11 Washingtonians Sickened In Salmonella Outbreak

OLYMPIA, WA — The state Department of Health is working with local and federal partners to investigate nearly a dozen salmonella infections identified in people who purchased poultry from backyard flocks in King, Pierce, Snohomish, Kitsap, Lewis, Yakima and Lincoln counties.

Washington’s cases are part of a nationwide outbreak that has sickened 219 people in 38 states, hospitalized 27 patients, and led to the death of one.

In a news release, DOH said the Washington cases ranged in age from a young infant to a 64-year-old resident. Officials said two people required hospitalization, but no deaths have been reported. The state confirmed that all the patients had recently bought young poultry, like chicks or ducklings.

People infected with salmonella typically show symptoms within one to three days, which can include diarrhea, fever, chills, stomach cramps and vomiting. While most people recover within a week and do not require treatment, certain groups are more at risk for severe outcomes, including children under five, adults older than 65, and people with weakened immune systems.

Three of Washington’s cases were identified in children younger than five, the state said.

DOH encouraged buyers and sellers to exercise caution, since salmonella germs can be present even when chickens and ducks look healthy and clean. The germs can be spread by touching the animals or having contact with the areas they frequent, then touching mouths or food with unwashed hands.

Officials recommend residents in at-risk groups avoid handling live poultry and asked backyard flock owners to make sure they take steps to prevent the spread of salmonella.

“If you have a backyard flock, please take proper precautions,” said Dr. Tao Sheng Kwan-Gett, the chief science officer for Washington. “Always wash your hands thoroughly after you’ve touched live poultry or anything in their environment.”
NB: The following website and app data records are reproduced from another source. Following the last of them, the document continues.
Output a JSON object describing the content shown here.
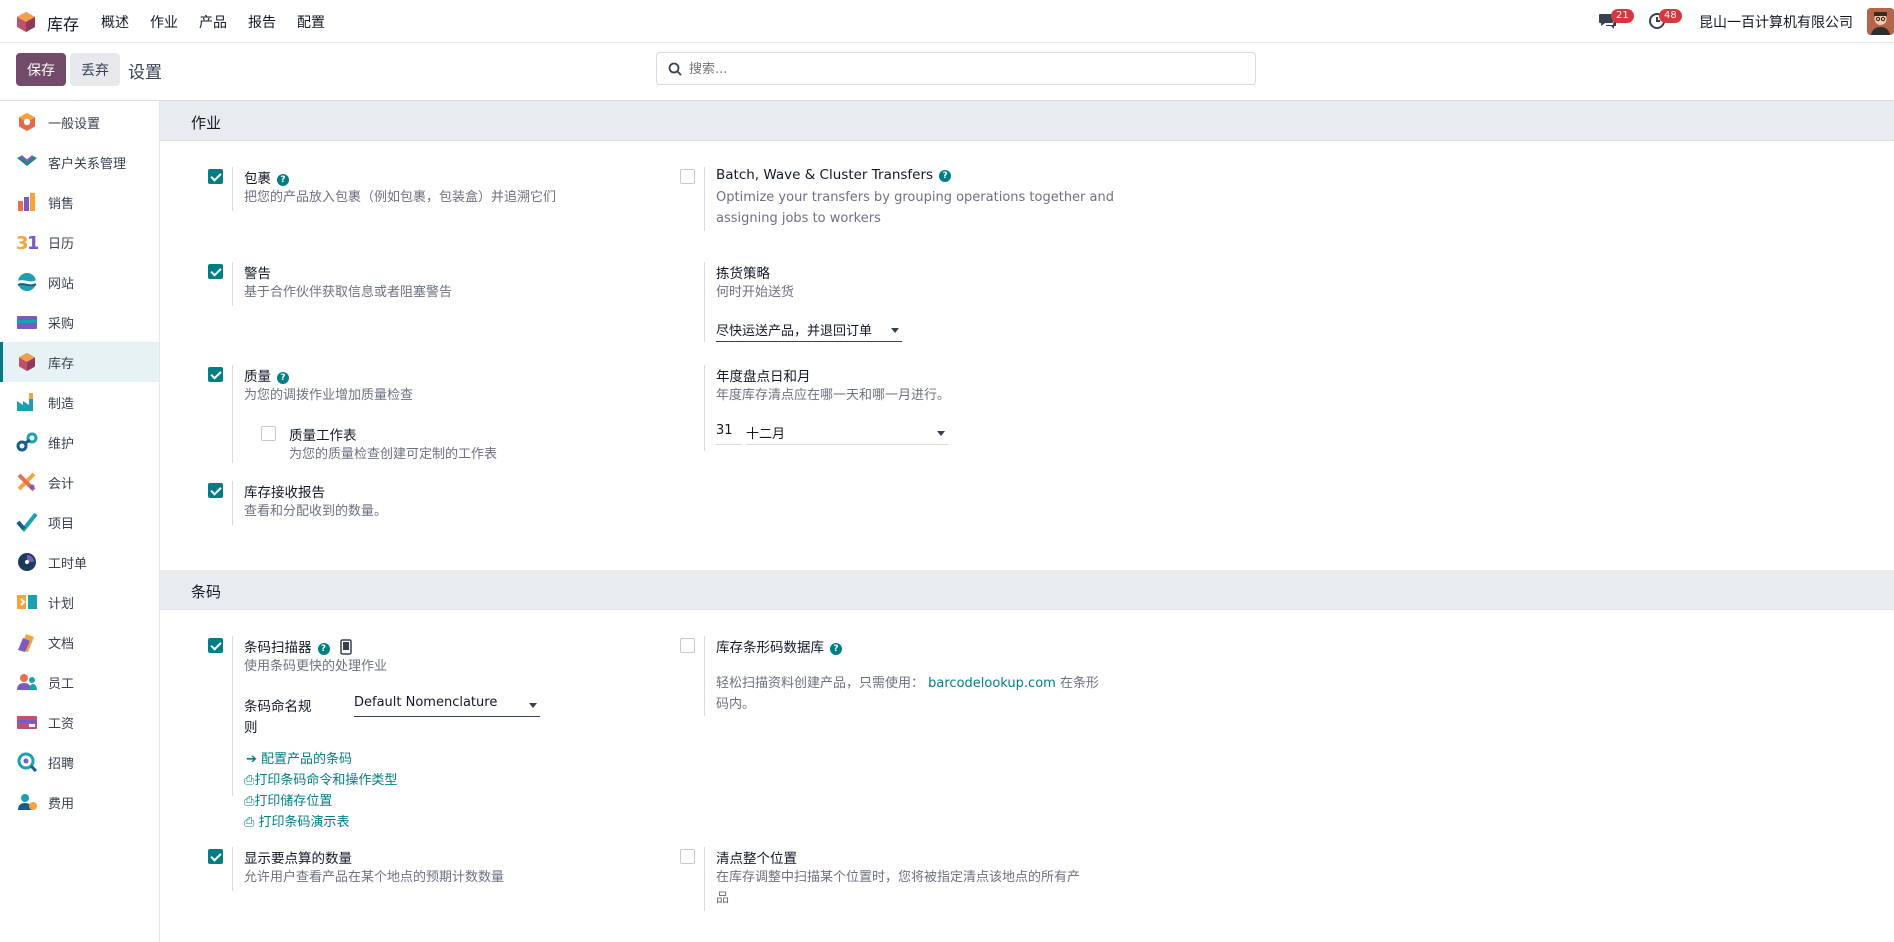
{
  "topbar": {
    "app_name": "库存",
    "menu": [
      "概述",
      "作业",
      "产品",
      "报告",
      "配置"
    ],
    "messages_badge": "21",
    "activities_badge": "48",
    "company": "昆山一百计算机有限公司"
  },
  "control": {
    "save": "保存",
    "discard": "丢弃",
    "title": "设置",
    "search_placeholder": "搜索..."
  },
  "sidebar": {
    "items": [
      {
        "label": "一般设置",
        "icon": "general-settings-icon"
      },
      {
        "label": "客户关系管理",
        "icon": "crm-icon"
      },
      {
        "label": "销售",
        "icon": "sales-icon"
      },
      {
        "label": "日历",
        "icon": "calendar-icon"
      },
      {
        "label": "网站",
        "icon": "website-icon"
      },
      {
        "label": "采购",
        "icon": "purchase-icon"
      },
      {
        "label": "库存",
        "icon": "inventory-icon"
      },
      {
        "label": "制造",
        "icon": "manufacturing-icon"
      },
      {
        "label": "维护",
        "icon": "maintenance-icon"
      },
      {
        "label": "会计",
        "icon": "accounting-icon"
      },
      {
        "label": "项目",
        "icon": "project-icon"
      },
      {
        "label": "工时单",
        "icon": "timesheet-icon"
      },
      {
        "label": "计划",
        "icon": "planning-icon"
      },
      {
        "label": "文档",
        "icon": "documents-icon"
      },
      {
        "label": "员工",
        "icon": "employees-icon"
      },
      {
        "label": "工资",
        "icon": "payroll-icon"
      },
      {
        "label": "招聘",
        "icon": "recruitment-icon"
      },
      {
        "label": "费用",
        "icon": "expenses-icon"
      }
    ],
    "active": "库存"
  },
  "sections": {
    "operations": {
      "title": "作业",
      "packages": {
        "title": "包裹",
        "desc": "把您的产品放入包裹（例如包裹，包装盒）并追溯它们",
        "checked": true
      },
      "batch": {
        "title": "Batch, Wave & Cluster Transfers",
        "desc1": "Optimize your transfers by grouping operations together and",
        "desc2": "assigning jobs to workers",
        "checked": false
      },
      "warnings": {
        "title": "警告",
        "desc": "基于合作伙伴获取信息或者阻塞警告",
        "checked": true
      },
      "picking": {
        "title": "拣货策略",
        "desc": "何时开始送货",
        "value": "尽快运送产品，并退回订单"
      },
      "quality": {
        "title": "质量",
        "desc": "为您的调拨作业增加质量检查",
        "checked": true
      },
      "quality_worksheet": {
        "title": "质量工作表",
        "desc": "为您的质量检查创建可定制的工作表",
        "checked": false
      },
      "annual": {
        "title": "年度盘点日和月",
        "desc": "年度库存清点应在哪一天和哪一月进行。",
        "day": "31",
        "month": "十二月"
      },
      "reception": {
        "title": "库存接收报告",
        "desc": "查看和分配收到的数量。",
        "checked": true
      }
    },
    "barcode": {
      "title": "条码",
      "scanner": {
        "title": "条码扫描器",
        "desc": "使用条码更快的处理作业",
        "checked": true,
        "nomenclature_label1": "条码命名规",
        "nomenclature_label2": "则",
        "nomenclature_value": "Default Nomenclature"
      },
      "links": {
        "configure": "配置产品的条码",
        "print_commands": "打印条码命令和操作类型",
        "print_locations": "打印储存位置",
        "print_demo": "打印条码演示表"
      },
      "database": {
        "title": "库存条形码数据库",
        "desc_pre": "轻松扫描资料创建产品，只需使用：",
        "link": "barcodelookup.com",
        "desc_post": "在条形",
        "desc_line2": "码内。",
        "checked": false
      },
      "show_quantities": {
        "title": "显示要点算的数量",
        "desc": "允许用户查看产品在某个地点的预期计数数量",
        "checked": true
      },
      "count_location": {
        "title": "清点整个位置",
        "desc1": "在库存调整中扫描某个位置时，您将被指定清点该地点的所有产",
        "desc2": "品",
        "checked": false
      }
    }
  },
  "colors": {
    "primary": "#714b67",
    "accent": "#017e84",
    "section_bg": "#e9ecef"
  }
}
More information about the multi-state outbreak is available via the Centers for Disease Control and Prevention.

Source: Bellevue Patch